> _Assigned task_:
Where a line in the material below has the string "sparkcomex", please report it.

> _Recorded information_:

==============================

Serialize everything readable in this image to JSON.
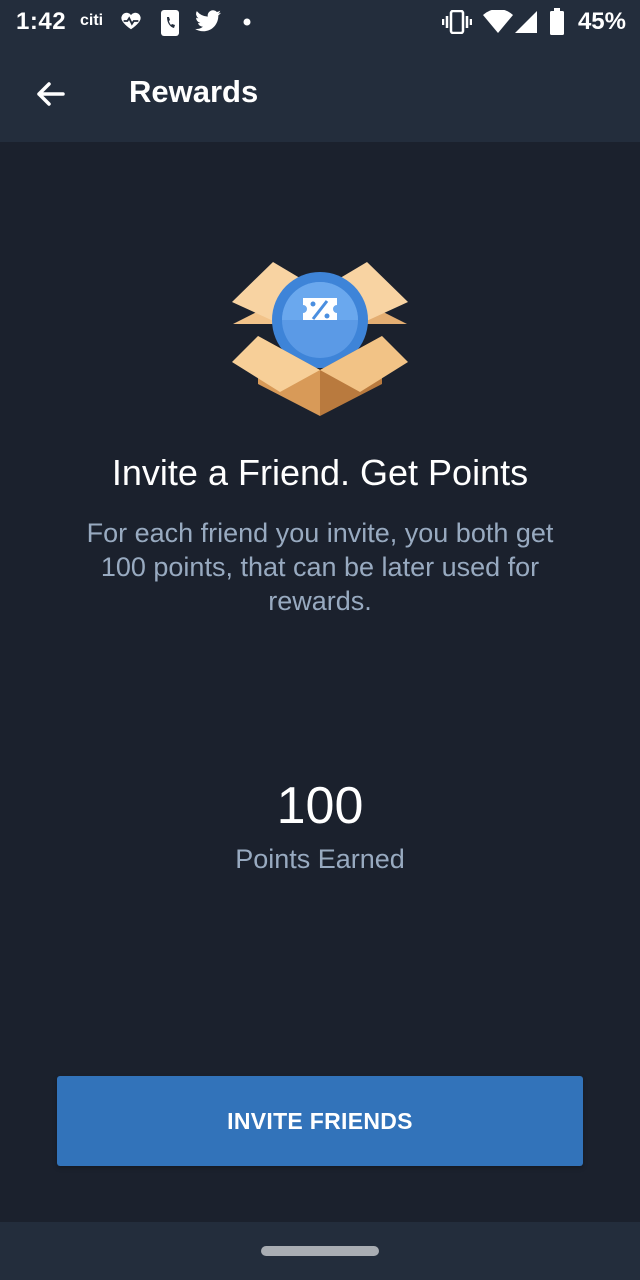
{
  "status_bar": {
    "time": "1:42",
    "carrier_label": "citi",
    "battery_percent": "45%",
    "icons": [
      "citi-icon",
      "heart-rate-icon",
      "phone-icon",
      "twitter-icon",
      "dot-icon",
      "vibrate-icon",
      "wifi-icon",
      "signal-icon",
      "battery-icon"
    ]
  },
  "app_bar": {
    "title": "Rewards",
    "back_icon": "arrow-left-icon"
  },
  "promo": {
    "illustration_icon": "gift-box-coupon-icon",
    "headline": "Invite a Friend. Get Points",
    "description": "For each friend you invite, you both get 100 points, that can be later used for rewards."
  },
  "points": {
    "value": "100",
    "label": "Points Earned"
  },
  "actions": {
    "invite_label": "INVITE FRIENDS"
  },
  "colors": {
    "background": "#1b212d",
    "app_bar": "#232d3c",
    "primary_button": "#3273ba",
    "secondary_text": "#98aac0"
  }
}
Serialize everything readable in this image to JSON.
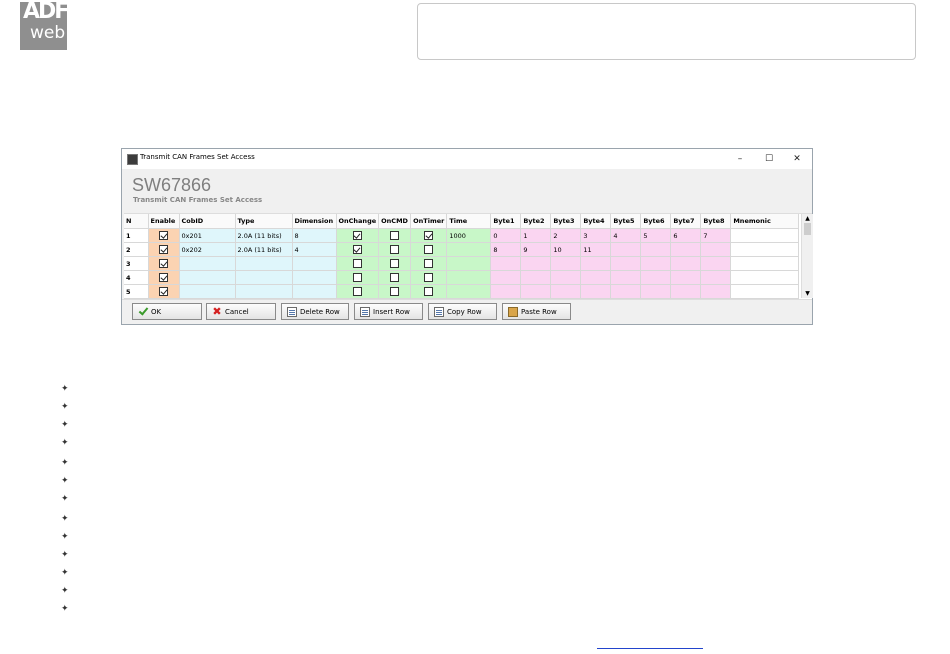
{
  "logo": {
    "top": "ADF",
    "bottom": "web"
  },
  "window": {
    "title": "Transmit CAN Frames Set Access",
    "controls": {
      "minimize": "–",
      "maximize": "☐",
      "close": "✕"
    },
    "product_code": "SW67866",
    "subtitle": "Transmit CAN Frames Set Access"
  },
  "table": {
    "columns": [
      "N",
      "Enable",
      "CobID",
      "Type",
      "Dimension",
      "OnChange",
      "OnCMD",
      "OnTimer",
      "Time",
      "Byte1",
      "Byte2",
      "Byte3",
      "Byte4",
      "Byte5",
      "Byte6",
      "Byte7",
      "Byte8",
      "Mnemonic"
    ],
    "rows": [
      {
        "n": "1",
        "enable": true,
        "cobid": "0x201",
        "type": "2.0A (11 bits)",
        "dim": "8",
        "onchange": true,
        "oncmd": false,
        "ontimer": true,
        "time": "1000",
        "bytes": [
          "0",
          "1",
          "2",
          "3",
          "4",
          "5",
          "6",
          "7"
        ],
        "mnemonic": ""
      },
      {
        "n": "2",
        "enable": true,
        "cobid": "0x202",
        "type": "2.0A (11 bits)",
        "dim": "4",
        "onchange": true,
        "oncmd": false,
        "ontimer": false,
        "time": "",
        "bytes": [
          "8",
          "9",
          "10",
          "11",
          "",
          "",
          "",
          ""
        ],
        "mnemonic": ""
      },
      {
        "n": "3",
        "enable": true,
        "cobid": "",
        "type": "",
        "dim": "",
        "onchange": false,
        "oncmd": false,
        "ontimer": false,
        "time": "",
        "bytes": [
          "",
          "",
          "",
          "",
          "",
          "",
          "",
          ""
        ],
        "mnemonic": ""
      },
      {
        "n": "4",
        "enable": true,
        "cobid": "",
        "type": "",
        "dim": "",
        "onchange": false,
        "oncmd": false,
        "ontimer": false,
        "time": "",
        "bytes": [
          "",
          "",
          "",
          "",
          "",
          "",
          "",
          ""
        ],
        "mnemonic": ""
      },
      {
        "n": "5",
        "enable": true,
        "cobid": "",
        "type": "",
        "dim": "",
        "onchange": false,
        "oncmd": false,
        "ontimer": false,
        "time": "",
        "bytes": [
          "",
          "",
          "",
          "",
          "",
          "",
          "",
          ""
        ],
        "mnemonic": ""
      }
    ]
  },
  "buttons": {
    "ok": "OK",
    "cancel": "Cancel",
    "delete_row": "Delete Row",
    "insert_row": "Insert Row",
    "copy_row": "Copy Row",
    "paste_row": "Paste Row"
  },
  "bullet_glyph": "✦"
}
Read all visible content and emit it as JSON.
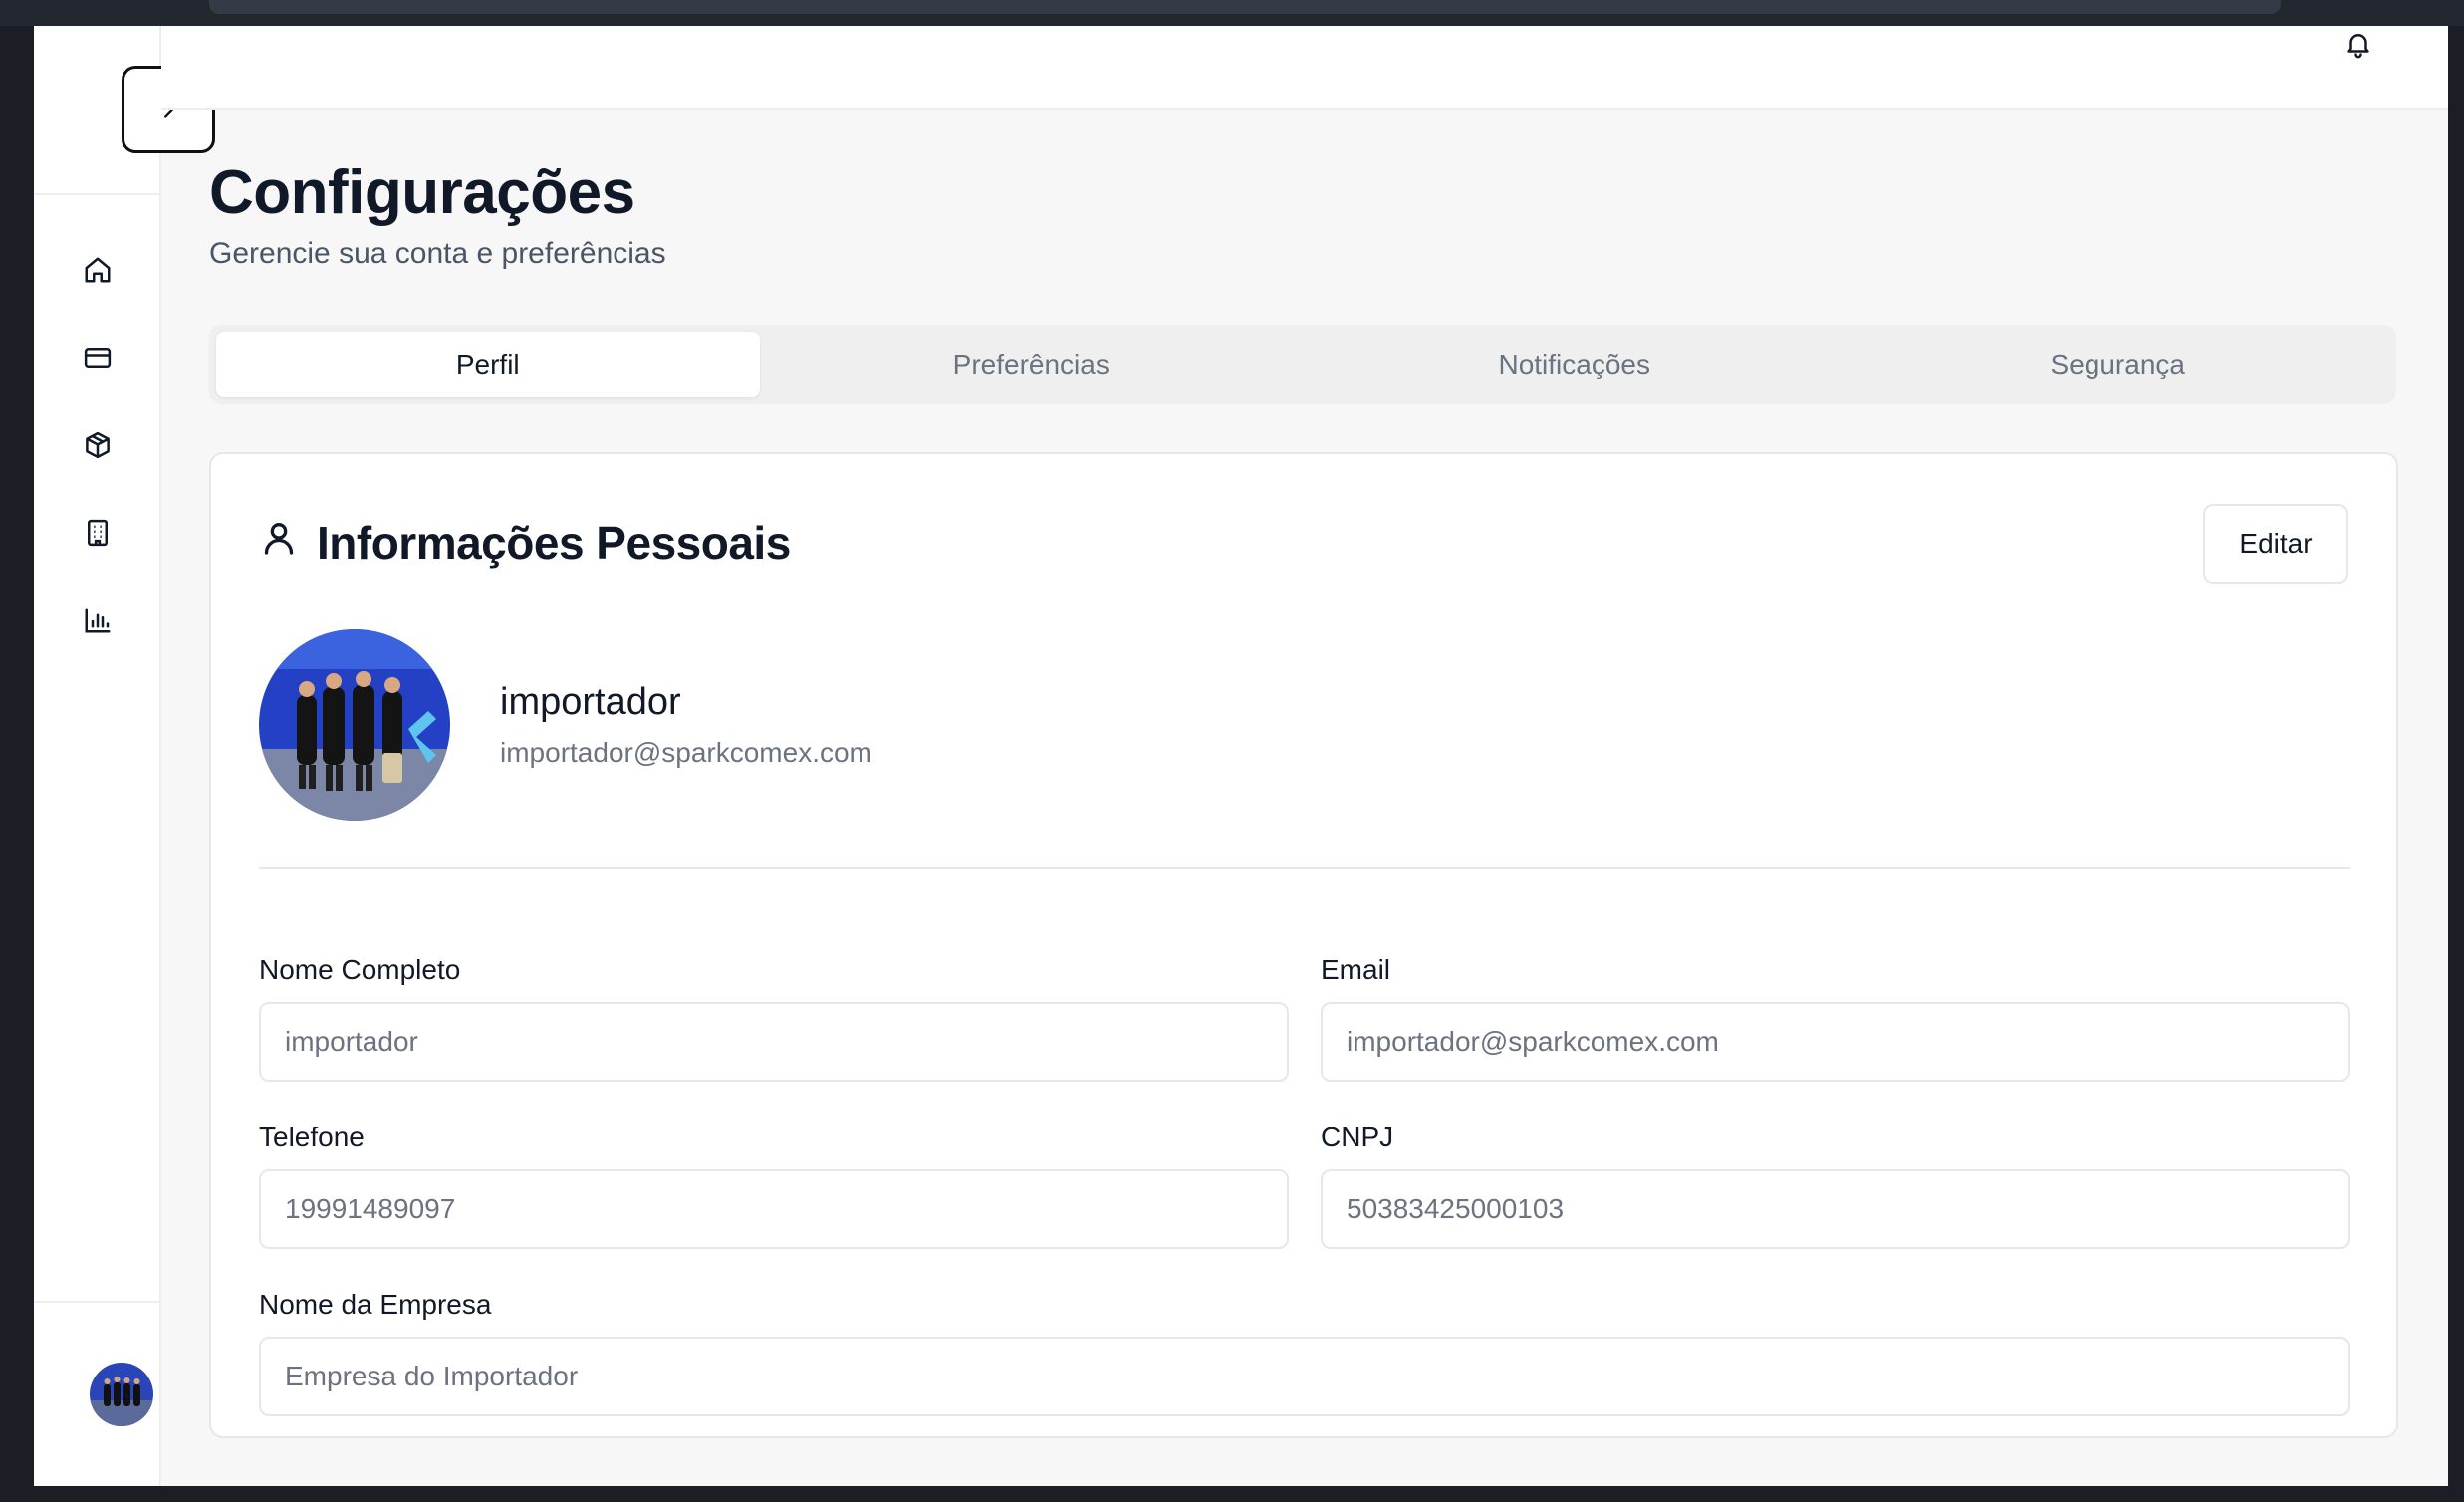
{
  "page": {
    "title": "Configurações",
    "subtitle": "Gerencie sua conta e preferências"
  },
  "sidebar": {
    "items": [
      {
        "icon": "home-icon"
      },
      {
        "icon": "credit-card-icon"
      },
      {
        "icon": "package-icon"
      },
      {
        "icon": "building-icon"
      },
      {
        "icon": "bar-chart-icon"
      }
    ]
  },
  "tabs": [
    {
      "label": "Perfil",
      "active": true
    },
    {
      "label": "Preferências",
      "active": false
    },
    {
      "label": "Notificações",
      "active": false
    },
    {
      "label": "Segurança",
      "active": false
    }
  ],
  "card": {
    "title": "Informações Pessoais",
    "edit_label": "Editar",
    "profile": {
      "name": "importador",
      "email": "importador@sparkcomex.com"
    },
    "fields": {
      "full_name": {
        "label": "Nome Completo",
        "value": "importador"
      },
      "email": {
        "label": "Email",
        "value": "importador@sparkcomex.com"
      },
      "phone": {
        "label": "Telefone",
        "value": "19991489097"
      },
      "cnpj": {
        "label": "CNPJ",
        "value": "50383425000103"
      },
      "company": {
        "label": "Nome da Empresa",
        "value": "Empresa do Importador"
      }
    }
  },
  "colors": {
    "accent": "#111827",
    "muted": "#6b7280",
    "border": "#e5e7eb"
  }
}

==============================

> _Expected answer_:
      "email": "importador@sparkcomex.com"
        "value": "importador@sparkcomex.com"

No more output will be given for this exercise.